- Directions for this task
Give back the data in full, with every line exact.

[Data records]

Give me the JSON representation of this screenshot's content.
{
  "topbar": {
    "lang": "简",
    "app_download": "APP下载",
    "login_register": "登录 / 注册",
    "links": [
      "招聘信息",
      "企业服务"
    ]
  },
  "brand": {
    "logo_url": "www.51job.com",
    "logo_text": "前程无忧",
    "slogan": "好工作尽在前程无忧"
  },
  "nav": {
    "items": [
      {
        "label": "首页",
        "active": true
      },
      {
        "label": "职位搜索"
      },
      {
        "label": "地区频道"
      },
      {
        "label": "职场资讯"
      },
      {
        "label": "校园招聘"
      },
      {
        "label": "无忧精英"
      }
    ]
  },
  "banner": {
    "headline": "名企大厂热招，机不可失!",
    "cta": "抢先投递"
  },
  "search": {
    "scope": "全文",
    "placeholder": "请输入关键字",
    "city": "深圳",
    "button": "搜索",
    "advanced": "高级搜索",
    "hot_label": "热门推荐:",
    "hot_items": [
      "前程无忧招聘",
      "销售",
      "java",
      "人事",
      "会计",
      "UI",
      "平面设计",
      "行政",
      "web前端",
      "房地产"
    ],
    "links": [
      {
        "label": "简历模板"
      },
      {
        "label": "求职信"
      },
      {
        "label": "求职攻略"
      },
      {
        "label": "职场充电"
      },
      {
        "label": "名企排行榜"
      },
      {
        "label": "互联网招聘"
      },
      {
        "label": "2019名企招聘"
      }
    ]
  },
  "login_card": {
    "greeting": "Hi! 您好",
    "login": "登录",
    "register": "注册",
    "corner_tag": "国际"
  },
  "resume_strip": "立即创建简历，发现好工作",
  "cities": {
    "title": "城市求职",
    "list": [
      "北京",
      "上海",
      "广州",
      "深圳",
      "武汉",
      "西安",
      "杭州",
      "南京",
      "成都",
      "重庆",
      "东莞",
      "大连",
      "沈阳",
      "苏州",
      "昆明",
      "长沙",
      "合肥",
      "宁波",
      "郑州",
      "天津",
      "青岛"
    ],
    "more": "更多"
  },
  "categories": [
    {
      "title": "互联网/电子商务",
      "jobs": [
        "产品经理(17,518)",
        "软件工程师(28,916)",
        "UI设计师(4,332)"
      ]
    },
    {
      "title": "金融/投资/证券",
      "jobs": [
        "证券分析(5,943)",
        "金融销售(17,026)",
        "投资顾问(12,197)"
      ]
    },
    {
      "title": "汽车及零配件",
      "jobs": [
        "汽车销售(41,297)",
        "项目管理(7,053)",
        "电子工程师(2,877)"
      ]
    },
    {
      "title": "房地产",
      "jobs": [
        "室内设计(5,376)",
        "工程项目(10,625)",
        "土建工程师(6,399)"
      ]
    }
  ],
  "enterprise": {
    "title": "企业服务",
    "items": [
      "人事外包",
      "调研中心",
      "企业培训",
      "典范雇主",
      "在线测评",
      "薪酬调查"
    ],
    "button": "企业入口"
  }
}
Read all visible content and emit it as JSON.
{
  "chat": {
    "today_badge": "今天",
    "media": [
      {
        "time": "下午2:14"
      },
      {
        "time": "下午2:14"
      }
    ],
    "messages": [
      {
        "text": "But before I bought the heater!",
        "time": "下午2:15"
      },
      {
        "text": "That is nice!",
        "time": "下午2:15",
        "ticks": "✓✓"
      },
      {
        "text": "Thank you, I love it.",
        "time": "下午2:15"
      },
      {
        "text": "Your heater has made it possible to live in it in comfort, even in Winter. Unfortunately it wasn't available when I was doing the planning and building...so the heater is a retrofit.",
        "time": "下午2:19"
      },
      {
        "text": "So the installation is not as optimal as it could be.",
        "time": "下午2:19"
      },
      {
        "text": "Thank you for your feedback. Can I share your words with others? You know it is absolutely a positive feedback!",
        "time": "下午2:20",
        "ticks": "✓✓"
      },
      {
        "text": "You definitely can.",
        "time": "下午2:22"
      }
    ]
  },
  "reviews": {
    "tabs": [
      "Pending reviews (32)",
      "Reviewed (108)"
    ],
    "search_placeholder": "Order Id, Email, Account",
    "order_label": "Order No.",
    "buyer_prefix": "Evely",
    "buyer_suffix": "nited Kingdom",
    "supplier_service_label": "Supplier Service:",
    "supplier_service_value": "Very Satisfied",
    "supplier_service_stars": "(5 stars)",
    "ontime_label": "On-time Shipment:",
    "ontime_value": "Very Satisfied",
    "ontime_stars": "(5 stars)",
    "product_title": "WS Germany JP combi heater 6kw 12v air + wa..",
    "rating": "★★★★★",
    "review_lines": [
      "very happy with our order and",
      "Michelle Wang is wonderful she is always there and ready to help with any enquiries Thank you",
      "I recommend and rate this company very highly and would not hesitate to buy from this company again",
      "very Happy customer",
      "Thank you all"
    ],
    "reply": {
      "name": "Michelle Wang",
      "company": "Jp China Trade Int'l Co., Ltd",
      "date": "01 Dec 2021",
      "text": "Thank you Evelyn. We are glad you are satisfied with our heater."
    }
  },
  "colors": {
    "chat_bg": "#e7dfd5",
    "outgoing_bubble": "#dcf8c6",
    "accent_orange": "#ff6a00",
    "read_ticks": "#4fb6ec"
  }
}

- Exercise answer
Give me the JSON representation of this screenshot's content.
{
  "topbar": {
    "lang": "简",
    "app_download": "APP下载",
    "login_register": "登录 / 注册",
    "links": [
      "招聘信息",
      "企业服务"
    ]
  },
  "brand": {
    "logo_url": "www.51job.com",
    "logo_text": "前程无忧",
    "slogan": "好工作尽在前程无忧"
  },
  "nav": {
    "items": [
      {
        "label": "首页",
        "active": true
      },
      {
        "label": "职位搜索"
      },
      {
        "label": "地区频道"
      },
      {
        "label": "职场资讯"
      },
      {
        "label": "校园招聘"
      },
      {
        "label": "无忧精英"
      }
    ]
  },
  "banner": {
    "headline": "名企大厂热招，机不可失!",
    "cta": "抢先投递"
  },
  "search": {
    "scope": "全文",
    "placeholder": "请输入关键字",
    "city": "深圳",
    "button": "搜索",
    "advanced": "高级搜索",
    "hot_label": "热门推荐:",
    "hot_items": [
      "前程无忧招聘",
      "销售",
      "java",
      "人事",
      "会计",
      "UI",
      "平面设计",
      "行政",
      "web前端",
      "房地产"
    ],
    "links": [
      {
        "label": "简历模板"
      },
      {
        "label": "求职信"
      },
      {
        "label": "求职攻略"
      },
      {
        "label": "职场充电"
      },
      {
        "label": "名企排行榜"
      },
      {
        "label": "互联网招聘"
      },
      {
        "label": "2019名企招聘"
      }
    ]
  },
  "login_card": {
    "greeting": "Hi! 您好",
    "login": "登录",
    "register": "注册",
    "corner_tag": "国际"
  },
  "resume_strip": "立即创建简历，发现好工作",
  "cities": {
    "title": "城市求职",
    "list": [
      "北京",
      "上海",
      "广州",
      "深圳",
      "武汉",
      "西安",
      "杭州",
      "南京",
      "成都",
      "重庆",
      "东莞",
      "大连",
      "沈阳",
      "苏州",
      "昆明",
      "长沙",
      "合肥",
      "宁波",
      "郑州",
      "天津",
      "青岛"
    ],
    "more": "更多"
  },
  "categories": [
    {
      "title": "互联网/电子商务",
      "jobs": [
        "产品经理(17,518)",
        "软件工程师(28,916)",
        "UI设计师(4,332)"
      ]
    },
    {
      "title": "金融/投资/证券",
      "jobs": [
        "证券分析(5,943)",
        "金融销售(17,026)",
        "投资顾问(12,197)"
      ]
    },
    {
      "title": "汽车及零配件",
      "jobs": [
        "汽车销售(41,297)",
        "项目管理(7,053)",
        "电子工程师(2,877)"
      ]
    },
    {
      "title": "房地产",
      "jobs": [
        "室内设计(5,376)",
        "工程项目(10,625)",
        "土建工程师(6,399)"
      ]
    }
  ],
  "enterprise": {
    "title": "企业服务",
    "items": [
      "人事外包",
      "调研中心",
      "企业培训",
      "典范雇主",
      "在线测评",
      "薪酬调查"
    ],
    "button": "企业入口"
  }
}
Read all visible content and emit it as JSON.
{
  "chat": {
    "today_badge": "今天",
    "media": [
      {
        "time": "下午2:14"
      },
      {
        "time": "下午2:14"
      }
    ],
    "messages": [
      {
        "text": "But before I bought the heater!",
        "time": "下午2:15"
      },
      {
        "text": "That is nice!",
        "time": "下午2:15",
        "ticks": "✓✓"
      },
      {
        "text": "Thank you, I love it.",
        "time": "下午2:15"
      },
      {
        "text": "Your heater has made it possible to live in it in comfort, even in Winter. Unfortunately it wasn't available when I was doing the planning and building...so the heater is a retrofit.",
        "time": "下午2:19"
      },
      {
        "text": "So the installation is not as optimal as it could be.",
        "time": "下午2:19"
      },
      {
        "text": "Thank you for your feedback. Can I share your words with others? You know it is absolutely a positive feedback!",
        "time": "下午2:20",
        "ticks": "✓✓"
      },
      {
        "text": "You definitely can.",
        "time": "下午2:22"
      }
    ]
  },
  "reviews": {
    "tabs": [
      "Pending reviews (32)",
      "Reviewed (108)"
    ],
    "search_placeholder": "Order Id, Email, Account",
    "order_label": "Order No.",
    "buyer_prefix": "Evely",
    "buyer_suffix": "nited Kingdom",
    "supplier_service_label": "Supplier Service:",
    "supplier_service_value": "Very Satisfied",
    "supplier_service_stars": "(5 stars)",
    "ontime_label": "On-time Shipment:",
    "ontime_value": "Very Satisfied",
    "ontime_stars": "(5 stars)",
    "product_title": "WS Germany JP combi heater 6kw 12v air + wa..",
    "rating": "★★★★★",
    "review_lines": [
      "very happy with our order and",
      "Michelle Wang is wonderful she is always there and ready to help with any enquiries Thank you",
      "I recommend and rate this company very highly and would not hesitate to buy from this company again",
      "very Happy customer",
      "Thank you all"
    ],
    "reply": {
      "name": "Michelle Wang",
      "company": "Jp China Trade Int'l Co., Ltd",
      "date": "01 Dec 2021",
      "text": "Thank you Evelyn. We are glad you are satisfied with our heater."
    }
  },
  "colors": {
    "chat_bg": "#e7dfd5",
    "outgoing_bubble": "#dcf8c6",
    "accent_orange": "#ff6a00",
    "read_ticks": "#4fb6ec"
  }
}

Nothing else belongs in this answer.